The game is set in Cuba in 2009. Castro has finally passed on and there is an ongoing struggle to fill the power vacuum he has left behind. The situation has finally begun to stabilize and free elections have been scheduled. This does not sit well with a local drug lord, though, and he begins to flex some muscle to put an end to the elections and set himself up as the warlord of Cuba. The task of putting an end to the drug lord's power play falls on the shoulders of the U.S. Army's Green Berets, and that's where you come in. You must lead the Ghosts, the elite of the Army's elite, on missions that will take you from Cuba's cities to the heart of its jungles as you do your part to make Cuba safe for Democracy.
There aren't any real changes to gameplay in Island Thunder.
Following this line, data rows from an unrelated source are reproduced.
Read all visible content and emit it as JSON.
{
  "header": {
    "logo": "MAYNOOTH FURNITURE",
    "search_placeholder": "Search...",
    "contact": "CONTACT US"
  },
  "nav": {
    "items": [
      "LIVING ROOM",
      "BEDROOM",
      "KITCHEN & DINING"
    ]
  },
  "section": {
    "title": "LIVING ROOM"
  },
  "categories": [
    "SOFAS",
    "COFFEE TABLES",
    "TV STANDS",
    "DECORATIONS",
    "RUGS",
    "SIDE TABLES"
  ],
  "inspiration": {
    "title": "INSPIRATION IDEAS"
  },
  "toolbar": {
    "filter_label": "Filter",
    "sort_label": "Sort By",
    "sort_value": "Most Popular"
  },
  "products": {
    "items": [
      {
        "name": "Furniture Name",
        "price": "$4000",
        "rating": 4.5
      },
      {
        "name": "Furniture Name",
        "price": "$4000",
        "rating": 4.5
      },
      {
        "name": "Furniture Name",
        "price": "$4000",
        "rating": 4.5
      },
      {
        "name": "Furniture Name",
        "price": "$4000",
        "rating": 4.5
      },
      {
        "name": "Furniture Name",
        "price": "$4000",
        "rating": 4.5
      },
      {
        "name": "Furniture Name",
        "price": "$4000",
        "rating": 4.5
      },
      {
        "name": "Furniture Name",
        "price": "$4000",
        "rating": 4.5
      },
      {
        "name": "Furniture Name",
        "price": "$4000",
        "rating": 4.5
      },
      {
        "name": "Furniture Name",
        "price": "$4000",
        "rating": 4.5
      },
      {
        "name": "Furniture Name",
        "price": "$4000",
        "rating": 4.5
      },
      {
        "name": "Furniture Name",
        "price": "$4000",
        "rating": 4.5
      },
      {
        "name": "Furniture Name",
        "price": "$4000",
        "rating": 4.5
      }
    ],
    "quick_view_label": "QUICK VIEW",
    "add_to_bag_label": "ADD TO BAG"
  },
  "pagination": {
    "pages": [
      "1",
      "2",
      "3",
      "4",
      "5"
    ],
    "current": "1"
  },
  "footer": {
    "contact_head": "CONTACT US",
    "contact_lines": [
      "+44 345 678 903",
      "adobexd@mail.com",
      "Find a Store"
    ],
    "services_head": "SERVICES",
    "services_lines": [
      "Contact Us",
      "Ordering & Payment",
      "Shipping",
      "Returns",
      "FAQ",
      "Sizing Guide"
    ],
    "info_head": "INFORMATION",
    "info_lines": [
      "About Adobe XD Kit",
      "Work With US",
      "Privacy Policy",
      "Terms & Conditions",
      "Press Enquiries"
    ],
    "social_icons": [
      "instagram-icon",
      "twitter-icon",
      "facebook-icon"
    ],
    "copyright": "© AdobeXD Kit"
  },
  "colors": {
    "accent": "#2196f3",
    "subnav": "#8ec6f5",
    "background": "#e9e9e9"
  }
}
You still command two squads of three men each, with the ability to "jump in" and take control of any of them at any time. When you control a soldier, the rest of the three man squad will follow you closely and provide support, and you can issue orders to the other squad. To issue orders you use a map screen and direct their movement and rules of engagement. This map screen will also indicate the location of nearby enemies, which I always found to be an odd feature in a game that strives to be ultra-realistic.
Speaking of realism, Island Thunder delivers the same tense, one shot you're dead gameplay as the original Ghost Recon. The missions set in the jungle are particularly exciting, as the thick foliage and haze from the humidity provide the enemy with plenty of cover. One mission places you in the middle of the jungle at night during a tropical storm and is guaranteed to raise your heart rate and have you sitting on the edge of your couch. Island Thunder also suffers from the same issues as Ghost Recon - your teammates sometimes make boneheaded decisions, your tactical command options are pretty limited, and it is still possible to do major damage to the enemy by sweeping the map with a single sniper - but these issues are not major detractors from enjoyment of the game.
With only eight new missions and no gameplay enhancements, Island Thunder does not provide a lot of game for the lone gamer - especially when you take into account the fact that the game costs nearly as much as a new full game. You can play against the AI on any of the maps from the game's missions, either with the maps' original objectives or in elimination matches against the AI in which you either play the attacker or the defender, but this may not be enough to sustain the interest of many gamers in the game.